__Work to complete__
From the entries below, copy each line in which the word "post" occurs.

__Information provided__
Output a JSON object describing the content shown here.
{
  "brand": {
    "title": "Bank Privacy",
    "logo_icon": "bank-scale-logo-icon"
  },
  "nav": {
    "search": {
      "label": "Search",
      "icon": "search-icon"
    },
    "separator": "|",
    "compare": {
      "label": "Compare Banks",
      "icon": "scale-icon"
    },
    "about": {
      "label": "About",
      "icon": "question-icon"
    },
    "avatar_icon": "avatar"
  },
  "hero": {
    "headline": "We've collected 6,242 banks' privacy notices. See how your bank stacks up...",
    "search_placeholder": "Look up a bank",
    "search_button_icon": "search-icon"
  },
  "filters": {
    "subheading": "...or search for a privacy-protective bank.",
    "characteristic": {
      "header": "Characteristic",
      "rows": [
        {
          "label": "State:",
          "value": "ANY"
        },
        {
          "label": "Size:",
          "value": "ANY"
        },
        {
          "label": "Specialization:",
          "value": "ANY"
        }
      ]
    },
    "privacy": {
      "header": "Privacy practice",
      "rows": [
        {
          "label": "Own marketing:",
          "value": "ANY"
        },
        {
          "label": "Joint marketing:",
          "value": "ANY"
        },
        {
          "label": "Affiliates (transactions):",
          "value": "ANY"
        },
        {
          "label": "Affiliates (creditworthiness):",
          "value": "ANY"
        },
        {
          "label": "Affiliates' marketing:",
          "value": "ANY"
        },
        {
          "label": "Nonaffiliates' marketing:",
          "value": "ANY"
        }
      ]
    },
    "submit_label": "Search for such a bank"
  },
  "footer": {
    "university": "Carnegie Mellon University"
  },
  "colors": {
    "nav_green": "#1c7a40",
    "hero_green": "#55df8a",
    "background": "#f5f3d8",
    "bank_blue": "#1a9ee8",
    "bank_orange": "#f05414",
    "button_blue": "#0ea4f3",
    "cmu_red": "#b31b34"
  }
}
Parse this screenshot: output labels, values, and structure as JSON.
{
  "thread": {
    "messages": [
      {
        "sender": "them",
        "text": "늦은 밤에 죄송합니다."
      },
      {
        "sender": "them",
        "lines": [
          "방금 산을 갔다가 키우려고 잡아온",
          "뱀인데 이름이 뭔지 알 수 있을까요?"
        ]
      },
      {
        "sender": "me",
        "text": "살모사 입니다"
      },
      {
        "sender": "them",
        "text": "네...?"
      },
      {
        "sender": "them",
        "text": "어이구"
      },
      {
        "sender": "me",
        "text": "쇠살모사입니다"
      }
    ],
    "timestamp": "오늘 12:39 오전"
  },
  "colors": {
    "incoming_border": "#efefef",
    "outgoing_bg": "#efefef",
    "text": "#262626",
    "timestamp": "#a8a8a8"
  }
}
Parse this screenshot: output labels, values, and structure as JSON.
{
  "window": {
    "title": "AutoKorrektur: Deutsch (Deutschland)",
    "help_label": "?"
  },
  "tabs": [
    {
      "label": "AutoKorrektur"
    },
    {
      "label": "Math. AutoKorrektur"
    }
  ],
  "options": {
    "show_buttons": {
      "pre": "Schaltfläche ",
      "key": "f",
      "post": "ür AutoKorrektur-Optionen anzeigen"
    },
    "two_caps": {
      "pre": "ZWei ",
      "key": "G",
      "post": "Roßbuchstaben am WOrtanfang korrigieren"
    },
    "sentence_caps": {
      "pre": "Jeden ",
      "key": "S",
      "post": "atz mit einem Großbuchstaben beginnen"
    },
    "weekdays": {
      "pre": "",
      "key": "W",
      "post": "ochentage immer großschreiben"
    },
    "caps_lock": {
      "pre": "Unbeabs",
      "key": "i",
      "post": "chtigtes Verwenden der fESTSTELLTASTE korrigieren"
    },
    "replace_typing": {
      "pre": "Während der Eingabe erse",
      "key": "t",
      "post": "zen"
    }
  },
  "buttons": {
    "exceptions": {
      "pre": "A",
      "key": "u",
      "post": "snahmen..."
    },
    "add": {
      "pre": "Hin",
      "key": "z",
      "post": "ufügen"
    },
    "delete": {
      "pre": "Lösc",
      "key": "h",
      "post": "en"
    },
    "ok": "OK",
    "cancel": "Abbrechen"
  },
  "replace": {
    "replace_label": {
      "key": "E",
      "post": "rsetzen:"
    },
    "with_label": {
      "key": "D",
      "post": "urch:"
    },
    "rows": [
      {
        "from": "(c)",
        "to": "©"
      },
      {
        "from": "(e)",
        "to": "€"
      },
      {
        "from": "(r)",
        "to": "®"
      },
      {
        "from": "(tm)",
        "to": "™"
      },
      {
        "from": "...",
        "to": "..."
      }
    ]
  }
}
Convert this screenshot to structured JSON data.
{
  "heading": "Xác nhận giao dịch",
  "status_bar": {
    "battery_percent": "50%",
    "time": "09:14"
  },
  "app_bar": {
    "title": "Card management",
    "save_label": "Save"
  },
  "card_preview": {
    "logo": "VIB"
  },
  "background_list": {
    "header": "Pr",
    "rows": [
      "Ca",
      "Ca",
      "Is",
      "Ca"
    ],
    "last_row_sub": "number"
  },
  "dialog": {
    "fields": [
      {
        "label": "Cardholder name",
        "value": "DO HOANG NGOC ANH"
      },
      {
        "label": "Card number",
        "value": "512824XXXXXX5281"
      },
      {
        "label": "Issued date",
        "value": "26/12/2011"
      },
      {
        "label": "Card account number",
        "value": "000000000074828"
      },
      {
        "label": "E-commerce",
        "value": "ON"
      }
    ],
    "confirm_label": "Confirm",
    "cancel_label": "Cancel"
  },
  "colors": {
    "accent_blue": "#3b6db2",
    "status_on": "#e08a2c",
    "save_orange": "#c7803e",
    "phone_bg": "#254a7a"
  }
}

__Task response__
      "post": "ür AutoKorrektur-Optionen anzeigen"
      "post": "Roßbuchstaben am WOrtanfang korrigieren"
      "post": "atz mit einem Großbuchstaben beginnen"
      "post": "ochentage immer großschreiben"
      "post": "chtigtes Verwenden der fESTSTELLTASTE korrigieren"
      "post": "zen"
      "post": "snahmen..."
      "post": "ufügen"
      "post": "en"
      "post": "rsetzen:"
      "post": "urch:"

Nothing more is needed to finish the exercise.